I wish life was like a musical and within a moment we all would just turn to song connecting the world in an unspeakable, indescribable moment of musical notes which flood the air while our smiles rush the camera in a close-up.
I met your father in the city yesterday. It felt to be a naughty secret, our midday rendezvous. As I walked down Northumberland, I couldn't get rid of my cheeky smile, the emerging giggle. My fast pace weaved through the crowd of extras and I smiled at them all, even smiled at the fiftieth chugger, beckoning to me.
We hadn't done this in years and yes, I do mean years, shame on us. That day, I wasn't the mommy with stains down my shirt, frazzled, tired, underwear arse backwards (literally). Yes, underwear, put on in the dark, often represented the confusion given from a poor night's sleep, and even when I found out, probably, slumped over, hiding in an overused bathroom, I was too tired to care, but I digress. In that minute, I was gorgeous. My hair thick, caught by the wind of my stride. My clothes actually fitting and colour coded, makeup that was planned, instead of bought on clearance. As well, I had just downed an Americano with three shots of expresso, every mother's legal high. I was meeting him, the man I loved and he was only a few steps away, I could feel it.
The busker played with her see-through violin, she nodded and smiled. She added romance, intrigue and a sense of urgency, which is when I saw him. In his black overcoat, woollen scarf, he looked for me and the music heightened as we moved closer, the pace quickened and so did mine. Now, usually in life, this is where I trip, but that day, I didn't. I was confident, strident and surprisingly agile. I waved and he saw me and the crowd disappeared as it does when two people are in love. I think that your father was terribly shocked when I ran the last few steps and hugged and kissed him, silently embracing as the violin played. Yes, she was tipped.

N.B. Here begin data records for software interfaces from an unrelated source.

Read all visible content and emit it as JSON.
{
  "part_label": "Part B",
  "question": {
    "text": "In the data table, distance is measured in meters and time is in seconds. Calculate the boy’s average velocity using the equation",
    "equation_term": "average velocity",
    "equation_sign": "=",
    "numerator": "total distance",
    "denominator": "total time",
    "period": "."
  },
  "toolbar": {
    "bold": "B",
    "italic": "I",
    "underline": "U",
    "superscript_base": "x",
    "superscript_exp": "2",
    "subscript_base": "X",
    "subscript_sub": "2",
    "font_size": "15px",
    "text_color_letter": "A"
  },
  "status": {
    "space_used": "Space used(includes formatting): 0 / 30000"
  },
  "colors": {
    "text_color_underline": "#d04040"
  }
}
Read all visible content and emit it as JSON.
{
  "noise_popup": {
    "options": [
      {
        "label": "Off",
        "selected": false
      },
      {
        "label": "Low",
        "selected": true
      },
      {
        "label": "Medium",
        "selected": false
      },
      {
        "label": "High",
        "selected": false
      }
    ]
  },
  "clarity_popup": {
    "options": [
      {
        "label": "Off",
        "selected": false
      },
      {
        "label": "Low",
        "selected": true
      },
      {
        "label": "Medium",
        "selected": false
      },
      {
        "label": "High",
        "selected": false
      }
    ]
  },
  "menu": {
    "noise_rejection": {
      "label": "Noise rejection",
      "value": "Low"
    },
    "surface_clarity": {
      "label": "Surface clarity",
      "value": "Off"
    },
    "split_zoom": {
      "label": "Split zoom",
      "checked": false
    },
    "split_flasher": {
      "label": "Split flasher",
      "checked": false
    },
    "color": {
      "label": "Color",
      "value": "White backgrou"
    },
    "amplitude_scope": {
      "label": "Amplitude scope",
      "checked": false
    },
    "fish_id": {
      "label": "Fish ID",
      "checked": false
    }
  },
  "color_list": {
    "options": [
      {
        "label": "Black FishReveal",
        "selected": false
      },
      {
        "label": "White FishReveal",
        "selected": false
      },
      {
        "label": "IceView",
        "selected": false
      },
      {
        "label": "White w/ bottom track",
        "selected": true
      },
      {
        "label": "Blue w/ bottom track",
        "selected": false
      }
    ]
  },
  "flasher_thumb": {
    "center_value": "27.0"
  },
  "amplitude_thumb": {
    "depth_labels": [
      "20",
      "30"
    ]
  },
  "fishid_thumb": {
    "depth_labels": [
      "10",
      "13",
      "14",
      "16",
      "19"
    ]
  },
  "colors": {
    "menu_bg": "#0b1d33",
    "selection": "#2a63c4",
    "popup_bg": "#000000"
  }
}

Today, I walked down the same street again and again heard the music play. It was an Eastern European rhythm this time and, again, I couldn't help but smile. I was desperate to go into dance, to twirl around the man at the fruit stand or the toothless, smiling, bald man with oversized trousers that stood in front of me, waiting. How wonderful it would be if we all joined in song, shed our tensions, fears, frustration and let the joy emerge. That mischievous, fun child that boogie's away and now, that child had live music and an audience, so why not dance.
When I was a child, I had a paper round and the news had to be on the doorstep by 6 AM, so before the alarm clocks rang and duvets released the warmth of the night, before coffees brewed and morning kisses given, I and my little red wagon would make our way down silent streets. The rattle of the tyres bounced off the street lights, with the tap tap patter of my tiny gait as an accompaniment. The wind would brush the bushes and the trees would shake, the leaves quiver, it would bring a quiet reverberation, and sometimes, helped by the moon, it would gain power and bring a force that rushed through my small frame, knocking me forward, to centre stage. Quietly but not cautiously, I would twirl under the street lights, watched only by hidden eyes contained in the bush or perched upon the wire and within me, around me, through me, the orchestra would play.
Your father has pointed out that I hum quite often. I am not sure how he feels about this topic. He suspects it occurs when I am a bit "tense," which it makes him a bit tense. He's wrong. The humming is only a slight bit of the loud, booming music that fills my body and I love it. As an adult, the quiet humming is what I am allowed to show. However, sometimes, I forget and I break out into song in the market or when walking. I am usually lost in thought and am unaware of my social transgression until I receive a startled look from a passerby. It doesn't embarrass me, as you know, very little embarrasses Mommy. Hopefully, you will remember my saying to you, "Life is long," but, sadly, sometimes, I am reminded that the ending can come quick and without much warning, so enjoy the now, emerge yourself in this moment.
I will have you know that we are descended from many others who wish life was a musical. Your grandmother often sang Valderi when hiking mountains and I would giggle at the polite but perplexed onlookers before joining in. I can see the same traits in you girls. The bigger little one of you learning the words to all the songs, sometimes shedding that too cool exterior to make funny faces and funny moves, which get me giggling. The littlest one of you just turning to song, whether it is to ask a question or make a demand, or remake the latest top hit, so it is a bit silly, also contorting your body and voice for comic appeal. Sometimes we all break into song together and laugh, sharing our stages and soothing the lonely child with the little red wagon. We are alive and we are happy. We three are part of a musical, where the goodies always win and the baddies fall into a wagon of mud, communities come together and everyone smiles at the camera as we move rhythmically, unanimously arms interlocked, through the world, together. I love it and you love it and someday it will help fill your basket of happy memories. So, girls, now, we just have to convince your father!